One of the liveliest women journalists ever produced in Wales, Hafina Clwyd wrote perceptively and sometimes provocatively in both Welsh and English, often focusing on personalities making the news but sometimes on topics nearer her heart such as broadcasting, the press and cultural matters. Her weekly column in the Western Mail, the "national newspaper of Wales", was always worth reading, as was her radio and television column in Y Cymro, the weekly Welsh-language newspaper. Some of her most entertaining pieces, deliciously waspish, caused sparks to fly, but the reader was always left with the impression that she meant precisely what she said and was prepared to stand by it. This taste for controversy and a willingness to raise the hackles of the pompous and complacent went hand-in-hand with a more academic trait in her personality which found expression in her keen interest in local history and genealogy.
"I find," says Maggie with a smile, "that I take more and more interest in worms." Maggie Brennan is a horticultural volunteer working in a garden at the edge of Charing Cross Hospital, west London, and she is sitting with me, taking a brief break on this sunny cold day, trying to explain just what it is about gardening that she loves. "When you're gardening, you can really be in the moment," she adds. "Not worrying about the past, and what you did then, or fretting about the future. Lots of people don't really live in the present at all. Gardening brings you right back to the present, and centres you there."
Rail passengers were urged today to take action in the fight for fairer train fares.
Former head of Polly Peck held for hours at a London police station after allegedly failing to abide by his curfew
In this bout of interesting weather I am minded to recall a seriously deprived childhood.
One virtue of the 1960s: the dreadful term "staycation" was a good four decades from being coined. At the time, mind, the majority of Brits had no option but to holiday at home. Even though the package-holiday industry was expanding rapidly, the government did its utmost to keep us at home with a limit on overseas spending of just £50. So the best way to travel vicariously was to visit exotic locations in Britain that distilled the essence of Abroad and served it up to the passer-by.
The parents of a young British woman dying of cancer have been told by the Home Office they can no longer care for their daughter and must leave the country.

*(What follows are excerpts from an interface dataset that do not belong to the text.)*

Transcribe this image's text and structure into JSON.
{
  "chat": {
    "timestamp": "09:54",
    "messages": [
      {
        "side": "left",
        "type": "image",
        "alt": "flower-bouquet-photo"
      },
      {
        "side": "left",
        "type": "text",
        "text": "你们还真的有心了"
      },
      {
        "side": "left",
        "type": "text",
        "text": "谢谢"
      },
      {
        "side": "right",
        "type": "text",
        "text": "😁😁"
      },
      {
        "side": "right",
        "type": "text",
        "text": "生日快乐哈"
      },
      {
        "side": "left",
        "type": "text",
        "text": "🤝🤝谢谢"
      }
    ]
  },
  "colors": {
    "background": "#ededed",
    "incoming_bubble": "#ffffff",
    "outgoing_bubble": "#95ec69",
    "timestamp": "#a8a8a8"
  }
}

Whitehall is more than a place of high politics – it also has a notable history of providing luxurious digs to eminent guests. Once upon a time, behind the now traffic-clogged Victoria Embankment, there stood the original Scotland Yard. One explanation of its name has it that, prior to the Acts of Union in 1707, Scottish royalty had a residence there reserved for state visits. (The site later hosted the first headquarters of the Metropolitan Police, where less regal guests were temporarily accommodated.) Scotland Yard was part of the Palace of Whitehall, home to English monarchs including Henry VIII and Charles I – both of whom died here. After fire destroyed the palace in 1698, the area was rebuilt with grand, governmental buildings, including a French renaissance-style chateau called Whitehall Court.
The Independent's Great Art series
A powerful double act has hit the West End. Simon Tait meets Nica and Max, aka Nimax